### [SUPPLIED MATERIAL]
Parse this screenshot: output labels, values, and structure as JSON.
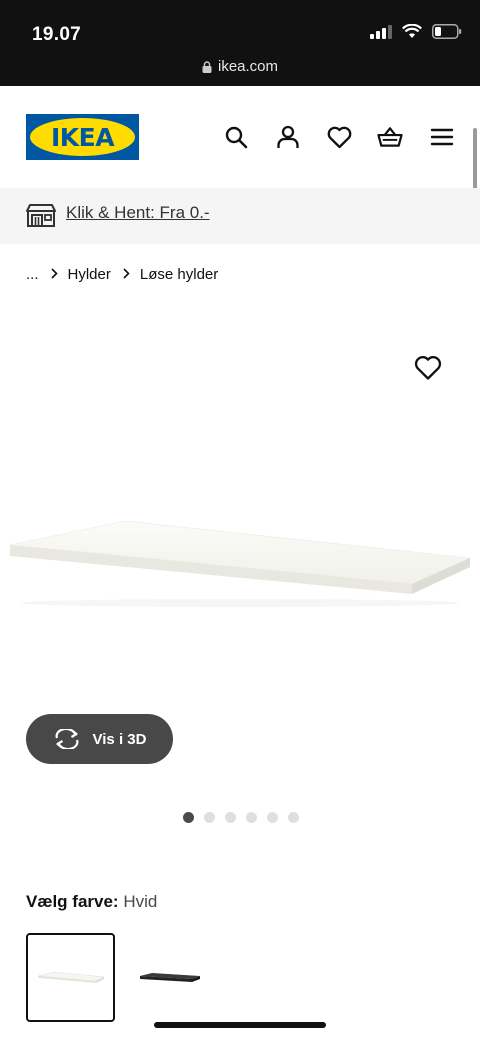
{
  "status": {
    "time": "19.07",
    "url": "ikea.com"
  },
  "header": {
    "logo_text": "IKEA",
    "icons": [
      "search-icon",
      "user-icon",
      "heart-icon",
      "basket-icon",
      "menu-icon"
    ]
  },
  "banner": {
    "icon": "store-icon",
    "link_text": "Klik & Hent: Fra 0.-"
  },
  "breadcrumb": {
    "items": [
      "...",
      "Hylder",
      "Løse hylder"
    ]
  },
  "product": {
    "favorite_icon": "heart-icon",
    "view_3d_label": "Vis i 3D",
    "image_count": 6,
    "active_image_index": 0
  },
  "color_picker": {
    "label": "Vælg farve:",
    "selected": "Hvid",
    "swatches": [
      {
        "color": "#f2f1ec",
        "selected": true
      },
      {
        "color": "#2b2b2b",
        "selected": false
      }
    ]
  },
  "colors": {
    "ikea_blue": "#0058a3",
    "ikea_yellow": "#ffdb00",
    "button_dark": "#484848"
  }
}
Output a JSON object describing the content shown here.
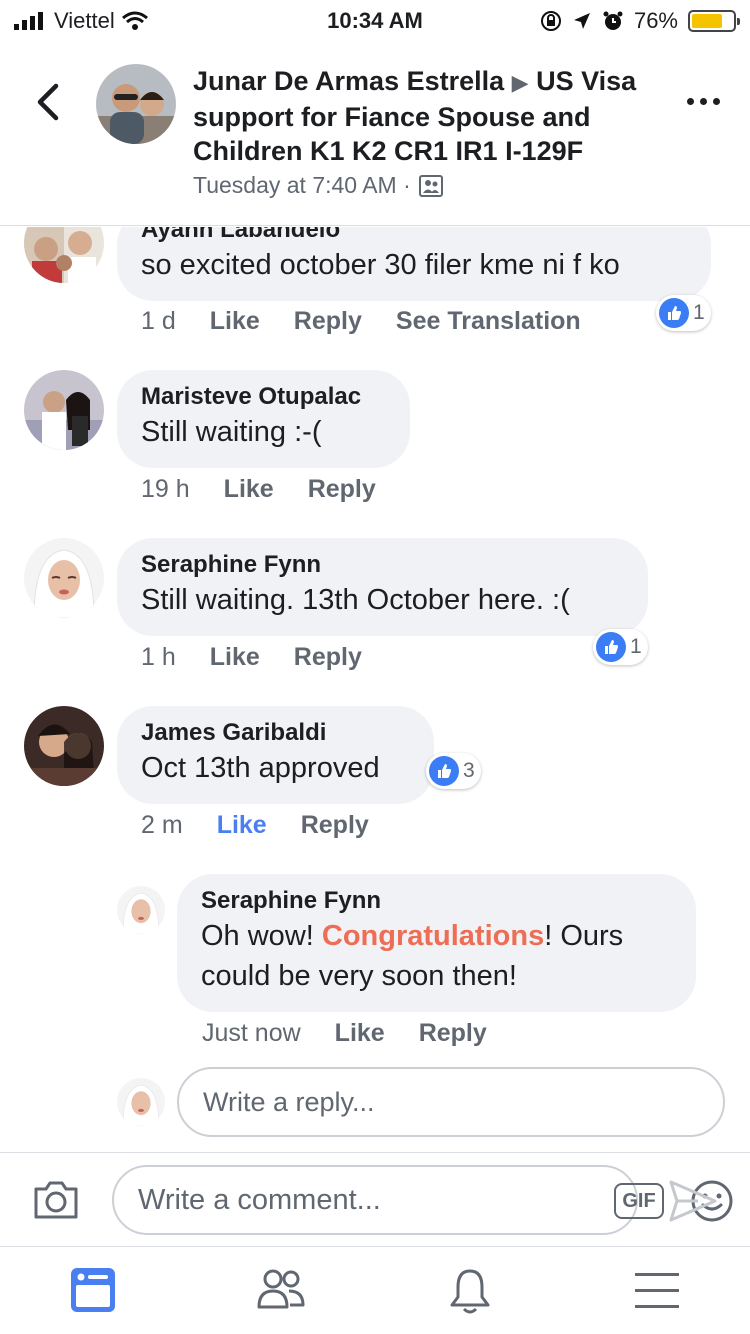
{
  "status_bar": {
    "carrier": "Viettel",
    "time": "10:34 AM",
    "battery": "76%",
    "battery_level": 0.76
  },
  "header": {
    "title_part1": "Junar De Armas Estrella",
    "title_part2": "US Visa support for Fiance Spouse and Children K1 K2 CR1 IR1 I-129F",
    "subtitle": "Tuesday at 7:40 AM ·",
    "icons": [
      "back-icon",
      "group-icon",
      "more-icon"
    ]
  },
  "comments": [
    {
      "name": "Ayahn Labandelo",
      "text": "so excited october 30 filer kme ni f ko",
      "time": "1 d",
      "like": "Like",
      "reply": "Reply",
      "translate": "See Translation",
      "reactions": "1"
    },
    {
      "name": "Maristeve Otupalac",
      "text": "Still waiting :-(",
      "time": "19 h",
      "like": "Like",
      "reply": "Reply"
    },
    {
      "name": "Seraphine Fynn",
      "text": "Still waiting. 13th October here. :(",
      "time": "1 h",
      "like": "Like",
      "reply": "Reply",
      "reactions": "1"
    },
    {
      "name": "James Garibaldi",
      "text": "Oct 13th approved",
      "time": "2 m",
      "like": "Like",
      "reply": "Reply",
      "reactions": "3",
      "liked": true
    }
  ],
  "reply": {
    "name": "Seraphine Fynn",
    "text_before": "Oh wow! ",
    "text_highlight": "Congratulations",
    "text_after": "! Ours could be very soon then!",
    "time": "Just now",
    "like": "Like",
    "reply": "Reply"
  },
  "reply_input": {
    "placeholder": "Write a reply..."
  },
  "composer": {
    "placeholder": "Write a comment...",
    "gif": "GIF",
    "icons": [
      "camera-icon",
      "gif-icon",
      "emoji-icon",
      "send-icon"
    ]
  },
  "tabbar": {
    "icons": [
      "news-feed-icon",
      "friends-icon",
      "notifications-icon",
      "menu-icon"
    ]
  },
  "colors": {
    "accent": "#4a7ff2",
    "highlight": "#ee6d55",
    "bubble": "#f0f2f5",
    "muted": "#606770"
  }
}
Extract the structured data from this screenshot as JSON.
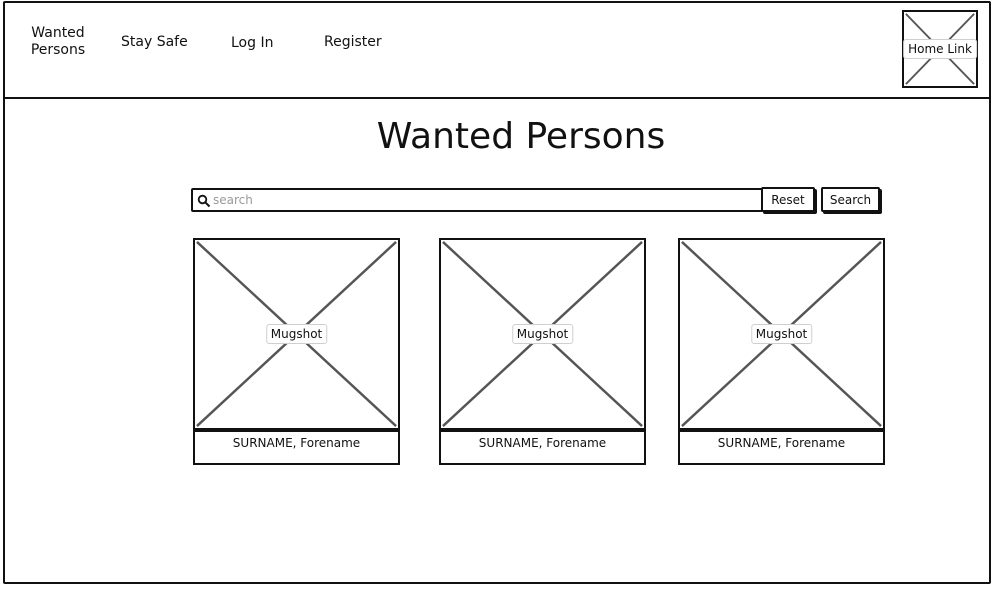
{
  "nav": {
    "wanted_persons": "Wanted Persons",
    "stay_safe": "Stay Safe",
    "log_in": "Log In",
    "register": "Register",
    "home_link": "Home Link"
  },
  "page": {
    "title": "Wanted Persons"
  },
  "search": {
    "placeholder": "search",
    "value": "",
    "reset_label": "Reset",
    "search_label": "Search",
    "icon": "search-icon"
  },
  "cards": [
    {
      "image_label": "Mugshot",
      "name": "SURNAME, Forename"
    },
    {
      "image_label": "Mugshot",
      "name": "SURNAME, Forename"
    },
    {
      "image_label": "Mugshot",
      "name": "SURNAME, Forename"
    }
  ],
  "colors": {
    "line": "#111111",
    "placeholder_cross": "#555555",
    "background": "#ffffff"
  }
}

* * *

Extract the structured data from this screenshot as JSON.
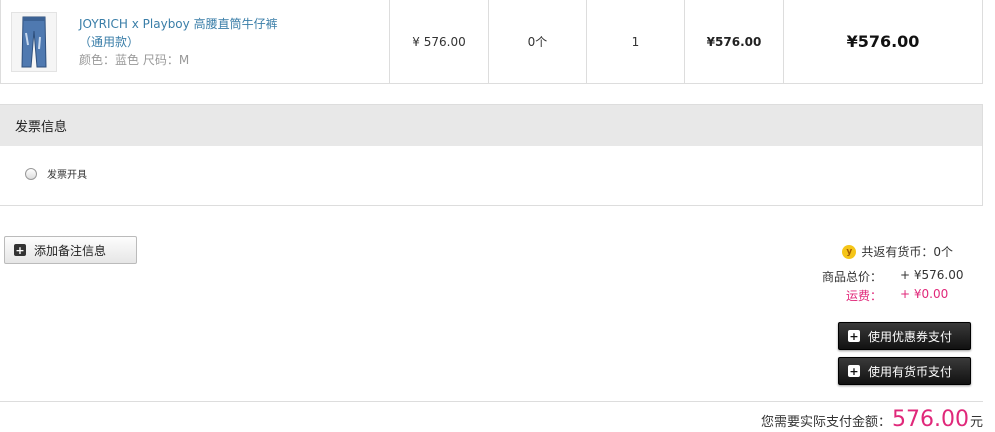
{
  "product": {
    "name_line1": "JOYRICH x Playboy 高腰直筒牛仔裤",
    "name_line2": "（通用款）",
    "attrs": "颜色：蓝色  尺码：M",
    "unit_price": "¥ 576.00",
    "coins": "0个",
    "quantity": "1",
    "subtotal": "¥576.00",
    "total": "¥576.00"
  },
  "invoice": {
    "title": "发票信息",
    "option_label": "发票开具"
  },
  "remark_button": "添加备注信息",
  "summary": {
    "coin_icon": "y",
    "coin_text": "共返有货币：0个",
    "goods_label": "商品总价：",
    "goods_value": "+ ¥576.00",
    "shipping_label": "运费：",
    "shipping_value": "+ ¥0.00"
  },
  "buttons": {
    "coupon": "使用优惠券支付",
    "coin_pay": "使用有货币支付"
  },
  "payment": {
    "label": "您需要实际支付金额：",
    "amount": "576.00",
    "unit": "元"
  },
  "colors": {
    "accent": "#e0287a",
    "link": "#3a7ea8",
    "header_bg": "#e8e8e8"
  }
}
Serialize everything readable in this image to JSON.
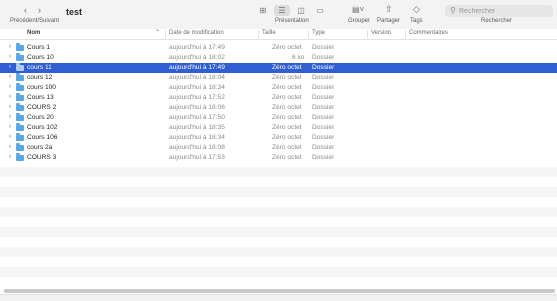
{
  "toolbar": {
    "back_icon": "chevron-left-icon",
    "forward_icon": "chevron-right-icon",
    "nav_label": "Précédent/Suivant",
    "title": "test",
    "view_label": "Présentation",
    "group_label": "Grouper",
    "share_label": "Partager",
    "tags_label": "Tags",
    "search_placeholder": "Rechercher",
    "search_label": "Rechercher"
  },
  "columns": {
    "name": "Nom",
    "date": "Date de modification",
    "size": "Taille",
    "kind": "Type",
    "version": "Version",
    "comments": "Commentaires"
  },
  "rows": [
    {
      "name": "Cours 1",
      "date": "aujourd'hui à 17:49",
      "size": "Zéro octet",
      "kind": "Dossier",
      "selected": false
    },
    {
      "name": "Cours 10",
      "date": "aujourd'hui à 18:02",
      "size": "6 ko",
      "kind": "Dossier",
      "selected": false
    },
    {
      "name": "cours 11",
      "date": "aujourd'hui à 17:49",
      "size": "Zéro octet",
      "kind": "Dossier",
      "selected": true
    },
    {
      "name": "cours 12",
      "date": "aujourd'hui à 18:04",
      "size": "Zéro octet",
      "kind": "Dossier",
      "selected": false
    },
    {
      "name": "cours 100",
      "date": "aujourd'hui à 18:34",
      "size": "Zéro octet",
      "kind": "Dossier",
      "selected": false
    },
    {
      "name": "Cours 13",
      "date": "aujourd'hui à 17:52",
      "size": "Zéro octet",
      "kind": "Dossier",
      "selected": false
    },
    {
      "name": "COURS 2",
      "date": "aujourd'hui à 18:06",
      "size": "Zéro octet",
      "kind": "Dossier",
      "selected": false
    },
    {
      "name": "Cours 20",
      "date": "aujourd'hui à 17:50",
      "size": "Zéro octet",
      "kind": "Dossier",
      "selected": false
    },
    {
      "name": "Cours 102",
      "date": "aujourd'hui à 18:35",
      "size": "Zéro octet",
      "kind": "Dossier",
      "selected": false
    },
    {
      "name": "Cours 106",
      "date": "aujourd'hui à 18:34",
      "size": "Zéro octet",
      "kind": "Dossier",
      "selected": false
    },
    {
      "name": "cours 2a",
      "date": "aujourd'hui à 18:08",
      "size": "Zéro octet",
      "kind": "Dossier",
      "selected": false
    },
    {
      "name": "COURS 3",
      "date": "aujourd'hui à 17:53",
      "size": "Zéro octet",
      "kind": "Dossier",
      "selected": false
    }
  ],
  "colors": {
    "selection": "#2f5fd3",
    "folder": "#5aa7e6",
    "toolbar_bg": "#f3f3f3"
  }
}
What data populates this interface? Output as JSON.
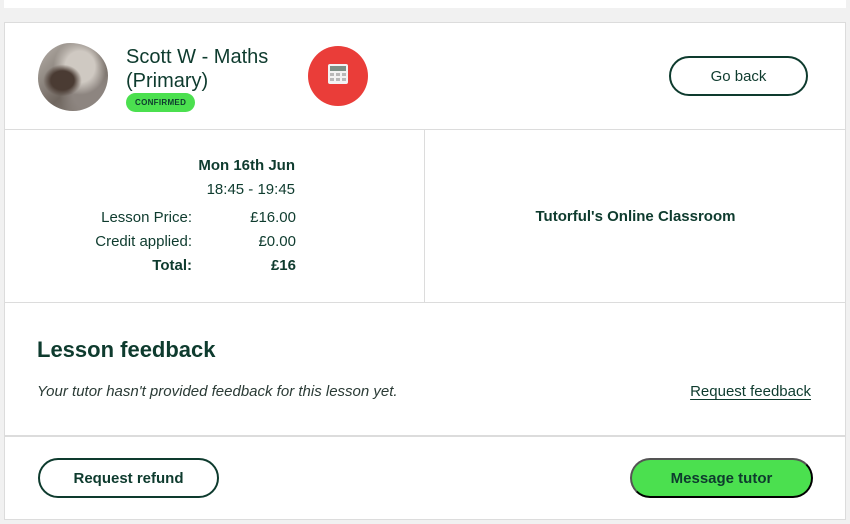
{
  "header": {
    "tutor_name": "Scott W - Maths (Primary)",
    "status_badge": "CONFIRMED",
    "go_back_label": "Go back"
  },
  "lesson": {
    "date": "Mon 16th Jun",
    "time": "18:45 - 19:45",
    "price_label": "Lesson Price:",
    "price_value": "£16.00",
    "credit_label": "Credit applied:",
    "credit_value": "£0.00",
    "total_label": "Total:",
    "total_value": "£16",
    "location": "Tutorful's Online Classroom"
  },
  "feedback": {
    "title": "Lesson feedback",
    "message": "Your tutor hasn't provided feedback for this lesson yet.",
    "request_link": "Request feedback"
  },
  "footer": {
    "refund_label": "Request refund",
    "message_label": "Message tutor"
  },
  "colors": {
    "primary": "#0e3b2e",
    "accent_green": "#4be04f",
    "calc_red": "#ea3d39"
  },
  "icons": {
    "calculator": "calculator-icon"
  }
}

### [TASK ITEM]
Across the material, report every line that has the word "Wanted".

### [TASK SOLUTION]
    "wanted_persons": "Wanted Persons",
    "title": "Wanted Persons"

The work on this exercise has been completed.